While our search goes on for the Holy Grail (a lithium-ion battery with a long life and slow discharge rate) reliance on this technology is growing.
First commercialised by Sony in the early 1990s for video cameras, rechargeable lithium-ion batteries are literally taking over the world. Now they’re in everything from our smartphones and tablets to toothbrushes, shavers and earphones. The cost of production has dropped 85% in the last decade, to $156 per kilowatt-hour, with expectations it will fall further, to below the magic $100/kWh by 2024.
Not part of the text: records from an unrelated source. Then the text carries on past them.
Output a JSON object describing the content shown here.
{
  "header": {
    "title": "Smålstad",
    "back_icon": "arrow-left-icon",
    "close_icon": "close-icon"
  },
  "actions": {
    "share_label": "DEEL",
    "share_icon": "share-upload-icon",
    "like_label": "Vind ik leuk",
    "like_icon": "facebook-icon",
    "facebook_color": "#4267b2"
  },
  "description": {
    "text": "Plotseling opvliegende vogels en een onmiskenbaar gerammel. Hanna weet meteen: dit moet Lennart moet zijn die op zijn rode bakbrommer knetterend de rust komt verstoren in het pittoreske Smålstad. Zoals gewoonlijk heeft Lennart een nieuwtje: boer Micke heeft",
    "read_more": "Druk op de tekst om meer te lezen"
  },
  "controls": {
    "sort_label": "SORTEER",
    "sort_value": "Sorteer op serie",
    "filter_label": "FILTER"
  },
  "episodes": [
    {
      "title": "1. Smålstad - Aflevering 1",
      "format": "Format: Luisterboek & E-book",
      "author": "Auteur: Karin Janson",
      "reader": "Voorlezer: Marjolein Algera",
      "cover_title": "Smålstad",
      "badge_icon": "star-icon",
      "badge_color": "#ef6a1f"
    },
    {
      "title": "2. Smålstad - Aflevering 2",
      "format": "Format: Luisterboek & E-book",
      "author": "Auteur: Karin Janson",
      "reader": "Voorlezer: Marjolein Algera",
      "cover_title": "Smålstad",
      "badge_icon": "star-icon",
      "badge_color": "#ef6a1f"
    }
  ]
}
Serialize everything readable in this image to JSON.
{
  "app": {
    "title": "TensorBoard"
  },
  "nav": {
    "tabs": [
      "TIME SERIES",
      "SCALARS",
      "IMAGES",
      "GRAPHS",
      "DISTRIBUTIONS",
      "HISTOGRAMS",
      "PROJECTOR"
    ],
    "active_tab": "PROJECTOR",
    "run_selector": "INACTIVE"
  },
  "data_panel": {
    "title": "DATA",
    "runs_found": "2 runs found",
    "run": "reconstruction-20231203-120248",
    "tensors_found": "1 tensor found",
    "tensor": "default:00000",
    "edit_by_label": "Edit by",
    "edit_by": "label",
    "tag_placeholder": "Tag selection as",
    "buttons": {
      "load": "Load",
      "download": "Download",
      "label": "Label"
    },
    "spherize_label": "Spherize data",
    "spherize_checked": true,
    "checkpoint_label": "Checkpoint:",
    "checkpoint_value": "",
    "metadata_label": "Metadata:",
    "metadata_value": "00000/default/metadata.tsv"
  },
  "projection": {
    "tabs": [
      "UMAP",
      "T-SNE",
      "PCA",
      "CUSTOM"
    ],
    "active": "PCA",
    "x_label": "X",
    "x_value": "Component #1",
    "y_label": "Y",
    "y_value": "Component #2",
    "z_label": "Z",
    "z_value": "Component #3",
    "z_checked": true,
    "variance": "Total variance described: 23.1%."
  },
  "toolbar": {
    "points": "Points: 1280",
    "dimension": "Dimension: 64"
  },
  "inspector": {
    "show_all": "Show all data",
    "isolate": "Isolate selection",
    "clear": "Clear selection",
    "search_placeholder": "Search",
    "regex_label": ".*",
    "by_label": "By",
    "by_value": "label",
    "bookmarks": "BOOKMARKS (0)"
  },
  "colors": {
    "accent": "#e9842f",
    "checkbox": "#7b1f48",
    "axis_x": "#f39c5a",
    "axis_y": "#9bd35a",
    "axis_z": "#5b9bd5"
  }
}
Growth is being fuelled most significantly by automobile production. Already, car manufacture accounts for 64% of all lithium battery consumption, and while total numbers of battery-powered electric vehicles and plug-in hybrid electric vehicles only broke the five million mark in 2018, according to BloombergNEF, 57% of all new passenger car sales will be electric by 2040. This is thanks, in part, to national governments phasing out petrol engines.
Lithium-ion batteries are seen as the vital component to transition power usage away from fossil fuels. Notwithstanding arguments that mining lithium and cobalt – its two principal ingredients – is just as environmentally damaging, the direction of travel has been set. The battery industry already accounts for the majority of global cobalt demand (with $60bn of investments in new battery factories being made in 2019 alone), and this is predicted to grow further, as car makers in particular strive to pack more capacity – ie mileage potential – into their new vehicles. Global demand for cobalt is predicted to hit 300,000 tonnes per year by 2029, against the 70,000 tonnes used in 2019. Ford alone has a $11bn plan to develop 40 all-electric and hybrid models by 2022, while Volkswagen has increased its electric vehicle goal to 70 new models by 2028, up from an initial target of 50.
Supply chain implications
The growing worry seems to be how to solve the conundrum of creating mass storage. As growth in renewable energy increases, the battle is on to upscale battery production to units big enough for the home, as well as those at industrial sizes, to better store and release energy.
Anything else on the horizon?
Just to complicate matters, yes. Lithium-ion batteries are so-called ‘wet’ batteries, using liquid electrolytes to move energy around. Attention is now turning to cells that are ‘dry’ and made of solid conductive material. They are less likely to catch fire, and charge faster (the current drawback).
In 2018, Toyota, Nissan, Honda and Panasonic teamed up, with a specific focus on developing solid-state batteries. The technology is expected to reach the mass market by 2030.
The UK Government has recently announced bringing forward a ban on selling new petrol, diesel or hybrid cars in the UK from 2040 to 2035. While environmentalists have rejoiced through gritted teeth (they don’t think it comes soon enough), others argue car range needs to rise significantly – to 350-500 miles (with much faster charging), before consumers fully embrace the lure of electric.